The Ninginganiq National Wildlife Area (NWA) was designated in 2010 and is the largest NWA in Canada measuring over 336 397 hectares (ha). Located 120 kilometres (km) south of Clyde River, on the north-east coast of Baffin Island, Nunavut, the NWA includes the shoreline and islands of Isabella Bay and adjacent ocean out to 12 nautical miles from shore. The Inuktitut word “Ninginganiq” translates roughly as “the place where fog sits.”
The Ninginganiq NWA provides important marine habitat, the interplay of ocean and wind currents with the shallow banks off the coast of Isabella Bay, deep troughs further offshore, ocean and wind currents, creating ideal conditions for Bowhead Whales. Up to 100 Bowheads have been recorded at one time in Isabella Bay, making this the single largest known concentration for this species anywhere in Canada.
While some of the population, including Cows and calves, move westward through Lancaster Sound in late June and early July, others, mainly adults and large adolescents, remain off the east coast of Baffin Island for the summer and fall. The Ninginganiq NWA also supports healthy populations of Polar Bears, Ringed Seals, King Eiders, Long-tailed Duck, Dovekies, Northern Fulmars, and Narwhal.

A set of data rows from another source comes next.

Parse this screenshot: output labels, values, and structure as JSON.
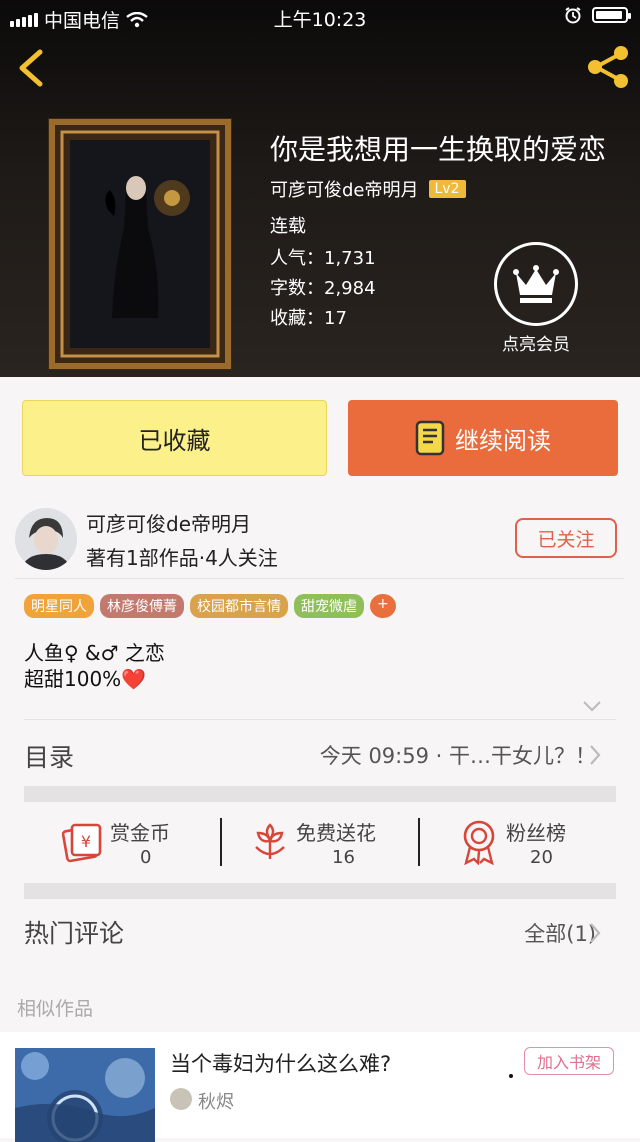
{
  "status_bar": {
    "carrier": "中国电信",
    "time": "上午10:23"
  },
  "book": {
    "title": "你是我想用一生换取的爱恋",
    "author": "可彦可俊de帝明月",
    "level": "Lv2",
    "status": "连载",
    "popularity": "人气：1,731",
    "word_count": "字数：2,984",
    "favorites": "收藏：17",
    "vip_label": "点亮会员"
  },
  "actions": {
    "favorited_label": "已收藏",
    "read_label": "继续阅读"
  },
  "author_card": {
    "name": "可彦可俊de帝明月",
    "info": "著有1部作品·4人关注",
    "follow_label": "已关注"
  },
  "tags": [
    {
      "label": "明星同人",
      "color": "#f0a33a"
    },
    {
      "label": "林彦俊傅菁",
      "color": "#c27a6e"
    },
    {
      "label": "校园都市言情",
      "color": "#d9a24c"
    },
    {
      "label": "甜宠微虐",
      "color": "#8fbf5a"
    },
    {
      "label": "+",
      "color": "#e8703c"
    }
  ],
  "description": {
    "line1": "人鱼♀ &♂ 之恋",
    "line2": "超甜100%❤️"
  },
  "toc": {
    "title": "目录",
    "latest": "今天 09:59 · 干…干女儿？！"
  },
  "stats": [
    {
      "label": "赏金币",
      "value": "0"
    },
    {
      "label": "免费送花",
      "value": "16"
    },
    {
      "label": "粉丝榜",
      "value": "20"
    }
  ],
  "comments": {
    "title": "热门评论",
    "all_label": "全部(1)"
  },
  "similar": {
    "title": "相似作品",
    "item": {
      "title": "当个毒妇为什么这么难?",
      "author": "秋烬",
      "add_label": "加入书架"
    }
  },
  "colors": {
    "accent_orange": "#ea6b3c",
    "fav_yellow": "#fbf08a",
    "follow_red": "#e0614a",
    "icon_red": "#d8463a"
  }
}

The bowhead whale (Balaena mysticetus) is a species of baleen whale belonging to the family Balaenidae and the only living representative of the genus Balaena. It is the only baleen whale endemic to the Arctic and subarctic waters. Bowheads are named after their characteristic massive triangular skull, which is used to break through Arctic ice. Other common names of the species are the Greenland right whale or Arctic whale. American whalemen called them the steeple-top, polar whale, or Russia or Russian whale.

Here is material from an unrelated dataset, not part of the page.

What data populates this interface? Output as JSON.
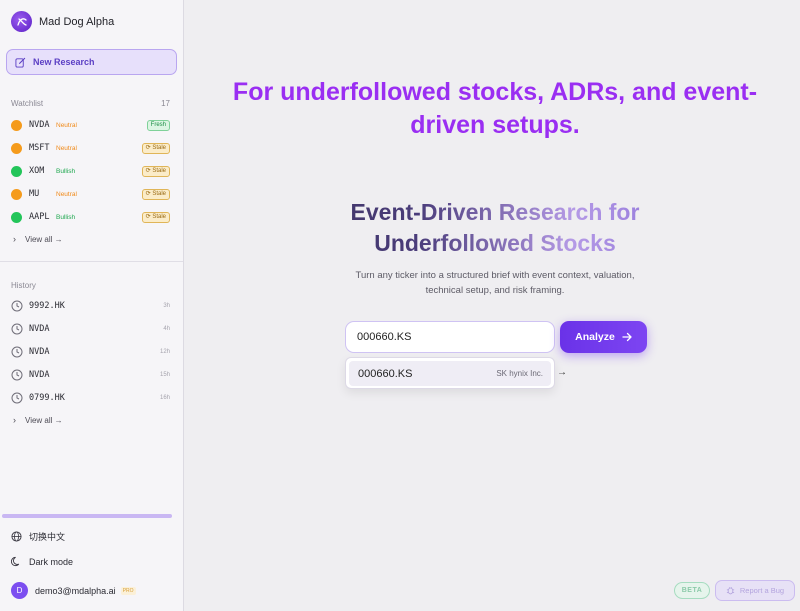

Bowheads have the largest mouth of any animal representing almost one-third of the length of the body, the longest baleen plates with a maximum length of 4 m (13.1 ft) and may be the longest-lived mammals, with the ability to reach an age of more than 200 years.
The bowhead was an early whaling target. The population was severely reduced before a 1966 moratorium was passed to protect the species. Of the five stocks of bowhead populations, three are listed as “endangered”, one as “vulnerable”, and one as “lower risk, conservation dependent” according to the IUCN Red List. The global population is assessed as of least concern.

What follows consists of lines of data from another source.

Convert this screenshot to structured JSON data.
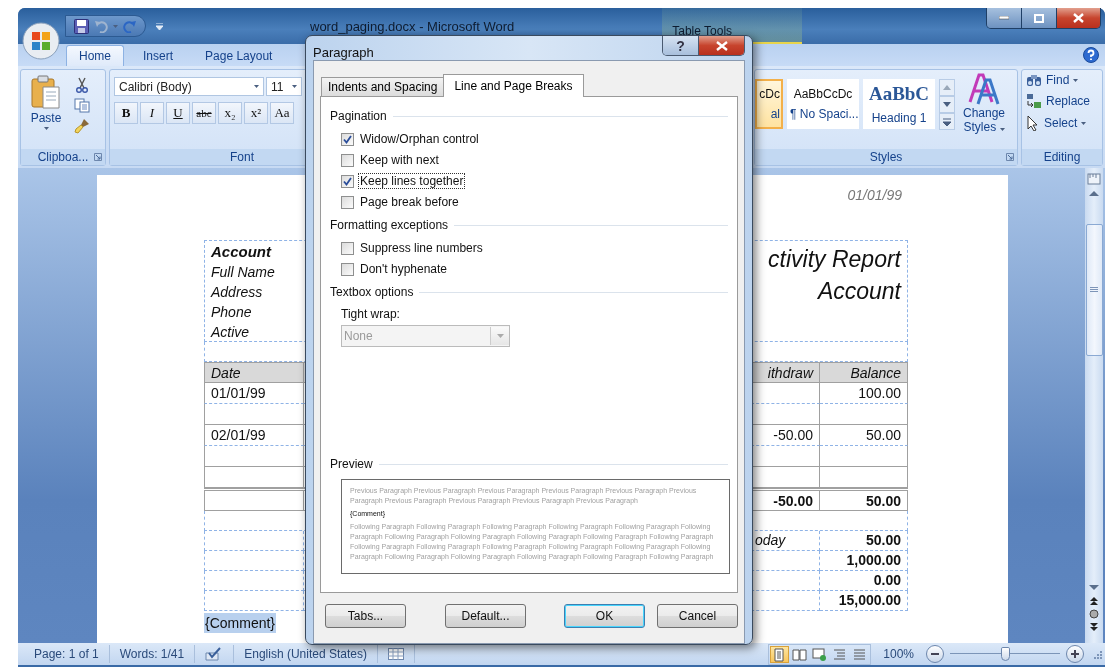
{
  "window": {
    "title": "word_paging.docx - Microsoft Word",
    "contextual_tab": "Table Tools"
  },
  "ribbon_tabs": [
    {
      "label": "Home",
      "selected": true
    },
    {
      "label": "Insert",
      "selected": false
    },
    {
      "label": "Page Layout",
      "selected": false
    }
  ],
  "ribbon": {
    "clipboard": {
      "label": "Clipboa...",
      "paste": "Paste"
    },
    "font": {
      "label": "Font",
      "font_name": "Calibri (Body)",
      "font_size": "11",
      "buttons": [
        {
          "label": "B",
          "kind": "bold"
        },
        {
          "label": "I",
          "kind": "italic"
        },
        {
          "label": "U",
          "kind": "underline"
        },
        {
          "label": "abc",
          "kind": "strike"
        },
        {
          "label": "x₂",
          "kind": "plain"
        },
        {
          "label": "x²",
          "kind": "plain"
        },
        {
          "label": "Aa",
          "kind": "plain"
        }
      ]
    },
    "styles": {
      "label": "Styles",
      "gallery": [
        {
          "sample": "cDc",
          "name": "al",
          "kind": "normal",
          "selected": true
        },
        {
          "sample": "AaBbCcDc",
          "name": "¶ No Spaci...",
          "kind": "normal",
          "selected": false
        },
        {
          "sample": "AaBbC",
          "name": "Heading 1",
          "kind": "heading",
          "selected": false
        }
      ],
      "change_styles": "Change Styles"
    },
    "editing": {
      "label": "Editing",
      "buttons": [
        {
          "label": "Find",
          "kind": "find"
        },
        {
          "label": "Replace",
          "kind": "replace"
        },
        {
          "label": "Select",
          "kind": "select"
        }
      ]
    }
  },
  "document": {
    "header_date": "01/01/99",
    "account": {
      "title": "Account",
      "fields": [
        "Full Name",
        "Address",
        "Phone",
        "Active"
      ]
    },
    "report_title": [
      "ctivity Report",
      "Account"
    ],
    "table": {
      "columns": [
        "Date",
        "ithdraw",
        "Balance"
      ],
      "rows": [
        {
          "kind": "entry",
          "date": "01/01/99",
          "balance": "100.00"
        },
        {
          "kind": "blank"
        },
        {
          "kind": "entry",
          "date": "02/01/99",
          "withdraw": "-50.00",
          "balance": "50.00"
        },
        {
          "kind": "blank"
        },
        {
          "kind": "blank"
        },
        {
          "kind": "total",
          "withdraw": "-50.00",
          "balance": "50.00"
        }
      ]
    },
    "summary": [
      {
        "label": "oday",
        "value": "50.00"
      },
      {
        "value": "1,000.00"
      },
      {
        "value": "0.00"
      },
      {
        "value": "15,000.00"
      }
    ],
    "comment": "{Comment}"
  },
  "status_bar": {
    "page": "Page: 1 of 1",
    "words": "Words: 1/41",
    "language": "English (United States)",
    "views": [
      {
        "kind": "print",
        "selected": true
      },
      {
        "kind": "reading",
        "selected": false
      },
      {
        "kind": "web",
        "selected": false
      },
      {
        "kind": "outline",
        "selected": false
      },
      {
        "kind": "draft",
        "selected": false
      }
    ],
    "zoom": "100%",
    "zoom_slider": {
      "level": 0.5
    }
  },
  "dialog": {
    "title": "Paragraph",
    "help": "?",
    "tabs": [
      {
        "label": "Indents and Spacing",
        "selected": false
      },
      {
        "label": "Line and Page Breaks",
        "selected": true
      }
    ],
    "sections": [
      {
        "title": "Pagination",
        "kind": "checkboxes",
        "options": [
          {
            "label": "Widow/Orphan control",
            "checked": true,
            "focused": false
          },
          {
            "label": "Keep with next",
            "checked": false,
            "focused": false
          },
          {
            "label": "Keep lines together",
            "checked": true,
            "focused": true
          },
          {
            "label": "Page break before",
            "checked": false,
            "focused": false
          }
        ]
      },
      {
        "title": "Formatting exceptions",
        "kind": "checkboxes",
        "options": [
          {
            "label": "Suppress line numbers",
            "checked": false,
            "focused": false
          },
          {
            "label": "Don't hyphenate",
            "checked": false,
            "focused": false
          }
        ]
      },
      {
        "title": "Textbox options",
        "kind": "dropdown",
        "label": "Tight wrap:",
        "value": "None",
        "disabled": true
      }
    ],
    "preview": {
      "title": "Preview",
      "previous": [
        "Previous Paragraph Previous Paragraph Previous Paragraph Previous Paragraph Previous Paragraph Previous",
        "Paragraph Previous Paragraph Previous Paragraph Previous Paragraph Previous Paragraph"
      ],
      "current": "{Comment}",
      "following": [
        "Following Paragraph Following Paragraph Following Paragraph Following Paragraph Following Paragraph Following",
        "Paragraph Following Paragraph Following Paragraph Following Paragraph Following Paragraph Following Paragraph",
        "Following Paragraph Following Paragraph Following Paragraph Following Paragraph Following Paragraph Following",
        "Paragraph Following Paragraph Following Paragraph Following Paragraph Following Paragraph Following Paragraph"
      ]
    },
    "buttons": [
      {
        "label": "Tabs...",
        "default": false
      },
      {
        "label": "Default...",
        "default": false
      },
      {
        "label": "OK",
        "default": true
      },
      {
        "label": "Cancel",
        "default": false
      }
    ]
  }
}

Bowhead whale description
The bowhead whale has a large, robust, dark-coloured body and a white chin/lower jaw. It has a massive triangular skull, which it uses to break through the Arctic ice to breathe. Inuit hunters have reported bowheads surfacing through 60 cm (24 in) of ice.
It also possesses a strongly bowed lower jaw and a narrow upper jaw. Its baleen is the longest of that of any whale, at 3 m (9.8 ft), and is used to strain tiny prey from the water. The bowhead whale has paired blowholes, at the highest point of the head, which can spout a blow 6.1 m (20 ft) high. The whale’s blubber is the thickest of that of any animal, with a maximum of 43–50 cm (17–20 in). Unlike most cetaceans, the bowhead does not have a dorsal fin – an adaptation for spending much time under sea-surface ice.
Bowhead whales are comparable in size to the three species of right whales. According to whaling captain William Scoresby Jr., the longest bowhead he measured was 17.7 m (58 ft) long, while the longest measurement he had ever heard of was of a 20.4 m (67 ft) whale caught at Godhavn, Greenland, in early 1813. He also spoke of one, caught near Spitsbergen around 1800, that was allegedly nearly 21.3 m (70 ft) long.
In 1850, an American vessel claimed to have caught a 24.54 m (80.5 ft) individual in the Western Arctic. Whether these lengths were actually measured is questionable. The longest reliably measured were a male of 16.2 m (53 ft) and a female of 18 m (59 ft), both landed in Alaska. On average, female bowheads are larger than males.